After the revolver, the semi-automatic pistol was the next step in the development of the pistol. By avoiding multiple chambers—which need to be individually reloaded—semi-automatic pistols delivered faster rates of fire and required only a few seconds to reload (depending on the skill of the shooter). In blowback-type semi-automatics, the recoil force is used to push the slide back and eject the shell (if any) so that the magazine spring can push another round up; then as the slide returns, it chambers the round. An example of a modern blowback action semi-automatic pistol is the Walther PPK. Blowback pistols are some of the more simply designed handguns. Many semi-automatic pistols today operate using short-recoil. This design is often coupled with the Browning type tilting barrel.

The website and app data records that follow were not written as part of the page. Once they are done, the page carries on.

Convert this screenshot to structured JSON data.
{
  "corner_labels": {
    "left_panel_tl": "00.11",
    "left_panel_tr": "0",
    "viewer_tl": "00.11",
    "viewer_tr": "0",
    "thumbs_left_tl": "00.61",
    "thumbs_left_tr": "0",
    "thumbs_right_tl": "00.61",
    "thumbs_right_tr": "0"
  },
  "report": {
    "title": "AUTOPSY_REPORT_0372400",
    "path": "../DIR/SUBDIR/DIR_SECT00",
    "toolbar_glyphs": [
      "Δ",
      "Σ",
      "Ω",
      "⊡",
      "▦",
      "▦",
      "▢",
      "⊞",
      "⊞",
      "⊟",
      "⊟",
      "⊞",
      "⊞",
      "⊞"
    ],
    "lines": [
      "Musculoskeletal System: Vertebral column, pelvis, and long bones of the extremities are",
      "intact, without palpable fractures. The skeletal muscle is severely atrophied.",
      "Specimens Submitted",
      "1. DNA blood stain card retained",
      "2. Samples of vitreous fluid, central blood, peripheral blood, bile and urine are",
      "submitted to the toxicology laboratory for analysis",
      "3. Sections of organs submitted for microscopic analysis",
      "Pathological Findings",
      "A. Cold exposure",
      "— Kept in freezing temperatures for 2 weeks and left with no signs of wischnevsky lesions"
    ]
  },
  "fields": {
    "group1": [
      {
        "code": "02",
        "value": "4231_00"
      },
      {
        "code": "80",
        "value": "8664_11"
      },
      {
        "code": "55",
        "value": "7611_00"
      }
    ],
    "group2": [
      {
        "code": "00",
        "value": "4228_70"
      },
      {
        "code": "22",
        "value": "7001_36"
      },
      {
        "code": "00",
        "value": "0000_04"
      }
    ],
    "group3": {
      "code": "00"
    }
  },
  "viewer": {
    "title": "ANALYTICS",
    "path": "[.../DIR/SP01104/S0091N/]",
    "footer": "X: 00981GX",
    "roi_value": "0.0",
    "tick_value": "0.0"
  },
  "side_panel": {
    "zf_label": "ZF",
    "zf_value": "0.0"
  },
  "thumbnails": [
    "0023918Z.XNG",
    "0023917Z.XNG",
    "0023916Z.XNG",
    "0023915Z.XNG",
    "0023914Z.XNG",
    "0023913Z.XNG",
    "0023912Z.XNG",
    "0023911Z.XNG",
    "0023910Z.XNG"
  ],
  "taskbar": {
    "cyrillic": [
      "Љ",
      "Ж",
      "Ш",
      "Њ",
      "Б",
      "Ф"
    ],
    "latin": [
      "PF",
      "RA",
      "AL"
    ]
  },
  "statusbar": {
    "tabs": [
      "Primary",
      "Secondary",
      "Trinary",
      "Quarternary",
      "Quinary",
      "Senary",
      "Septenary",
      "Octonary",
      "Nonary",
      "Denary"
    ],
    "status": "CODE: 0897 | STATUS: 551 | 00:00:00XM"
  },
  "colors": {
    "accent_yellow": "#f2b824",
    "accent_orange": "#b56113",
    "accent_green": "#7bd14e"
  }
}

Machine pistolEdit

 
A Glock 18, a machine pistol derived from the semi-automatic Glock 17.

A machine pistol is a pistol that is capable of fully automatic fire. The first machine pistols were produced in the German Empire, and the term is derived from the German word maschinenpistolen. Though it is often used interchangeably with submachine gun, a machine pistol is generally used to describe a weapon that is more compact than a typical submachine gun.

 
A COP .357 Derringer, which contains four barrels.

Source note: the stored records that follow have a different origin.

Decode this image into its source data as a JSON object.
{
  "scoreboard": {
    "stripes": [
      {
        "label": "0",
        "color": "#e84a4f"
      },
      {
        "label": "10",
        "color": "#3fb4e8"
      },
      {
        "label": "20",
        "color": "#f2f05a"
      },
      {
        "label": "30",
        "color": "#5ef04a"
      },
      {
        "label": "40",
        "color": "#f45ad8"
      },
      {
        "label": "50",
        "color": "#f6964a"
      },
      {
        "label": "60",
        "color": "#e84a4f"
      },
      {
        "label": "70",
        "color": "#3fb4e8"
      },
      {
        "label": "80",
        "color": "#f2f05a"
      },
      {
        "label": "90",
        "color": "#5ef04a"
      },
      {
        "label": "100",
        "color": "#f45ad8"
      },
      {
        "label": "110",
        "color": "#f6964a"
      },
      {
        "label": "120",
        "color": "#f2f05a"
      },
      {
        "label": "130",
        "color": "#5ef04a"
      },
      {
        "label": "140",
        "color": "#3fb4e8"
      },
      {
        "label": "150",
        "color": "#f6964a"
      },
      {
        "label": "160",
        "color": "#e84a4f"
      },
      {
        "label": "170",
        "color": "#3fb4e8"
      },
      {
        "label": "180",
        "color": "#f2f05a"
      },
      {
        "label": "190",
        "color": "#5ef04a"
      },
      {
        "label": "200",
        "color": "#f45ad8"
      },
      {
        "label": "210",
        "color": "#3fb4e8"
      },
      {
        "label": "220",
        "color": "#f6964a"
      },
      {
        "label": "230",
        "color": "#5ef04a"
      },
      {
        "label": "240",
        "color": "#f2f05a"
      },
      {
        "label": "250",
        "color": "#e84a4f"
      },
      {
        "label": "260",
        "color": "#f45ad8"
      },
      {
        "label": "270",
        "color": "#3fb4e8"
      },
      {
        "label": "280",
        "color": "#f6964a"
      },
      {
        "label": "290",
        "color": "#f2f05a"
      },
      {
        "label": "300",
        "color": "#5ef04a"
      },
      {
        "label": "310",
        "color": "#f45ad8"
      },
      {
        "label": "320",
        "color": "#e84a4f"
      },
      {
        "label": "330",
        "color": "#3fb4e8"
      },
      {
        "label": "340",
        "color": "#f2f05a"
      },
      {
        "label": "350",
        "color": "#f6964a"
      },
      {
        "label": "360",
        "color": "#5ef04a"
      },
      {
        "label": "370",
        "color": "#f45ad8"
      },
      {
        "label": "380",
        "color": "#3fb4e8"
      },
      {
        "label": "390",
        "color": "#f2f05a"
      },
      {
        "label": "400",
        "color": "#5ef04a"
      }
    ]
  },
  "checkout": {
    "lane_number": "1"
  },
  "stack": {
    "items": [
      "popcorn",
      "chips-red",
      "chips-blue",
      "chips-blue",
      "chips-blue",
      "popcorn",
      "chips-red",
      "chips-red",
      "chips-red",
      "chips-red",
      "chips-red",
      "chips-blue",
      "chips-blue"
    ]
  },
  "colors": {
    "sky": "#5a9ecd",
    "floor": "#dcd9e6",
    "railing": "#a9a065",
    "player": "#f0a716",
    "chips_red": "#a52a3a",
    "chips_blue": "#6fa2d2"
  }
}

Multi-barreledEdit

Multi-barreled pistols, such as the Pepperbox, were common during the same time as single shot pistols. As designers looked for ways to increase fire rates, multiple barrels were added to all guns including pistols. One example of a multi-barreled pistol is the COP .357 Derringer.

Harmonica pistolEdit

Around 1850, pistols such as the Jarre harmonica gun were produced that had a sliding magazine. The sliding magazine contained pinfire cartridges or speedloaders. The magazine needed to be moved manually in many designs, hence distinguishing them from semi-automatic pistols.[13]

Lever-actionEdit

Lever action pistols are very rare, the most notable of which is the Volcanic pistol.

Gallery of evolution of pistols over 400 yearsEdit

See alsoEdit

ReferencesEdit

  1. ^ Wintersteen, Kyle. "9 Commonly Misused Gun Terms". Guns and Ammo. Retrieved 17 July 2020.
  2. ^ "Pistol – Definition". Free Merriam-Webster Dictionary. Retrieved 19 January 2015.
  3. ^ "British Dictionary definitions for pistol". Dictionary.com. Retrieved 19 January 2015.
  4. ^ a b "Revolver – Definition". Free Merriam-Webster Dictionary. Retrieved 19 January 2015.
  5. ^ a b "Revolver – Define Revolver". Dictionary.com. Retrieved 19 January 2015.
  6. ^ Skennerton, Ian D., Small Arms Identification Series No. 9: .455 Pistol, Revolver No. 1 Mk VI, p. 10, Arms & Militaria Press, 1997.
  7. ^ "Home : Oxford English Dictionary". Oed.com. Retrieved 23 December 2017.
  8. ^ a b "Home : Oxford English Dictionary". Oed.com. Retrieved 23 December 2017.
  9. ^ "revolver: definition of revolver". Oxford Dictionaries. Retrieved 19 January 2015.
  10. ^ The War Office (UK): Textbook of Small Arms (1929), p. 86. H.M. Stationery Office (UK), 1929.
  11. ^ Karel Titz (1922). Ohlasy husitského válečnictví v Evropě. Nase-rec.ujc.cas.cz.
  12. ^ "Naše řeč – Ohlasy husitského válečnictví v Evropě". Nase-rec.ujc.cas.cz. Retrieved 23 December 2017.
  13. ^ "Jarre harmonica pistol". Forums.taleworlds.com. Retrieved 23 December 2017.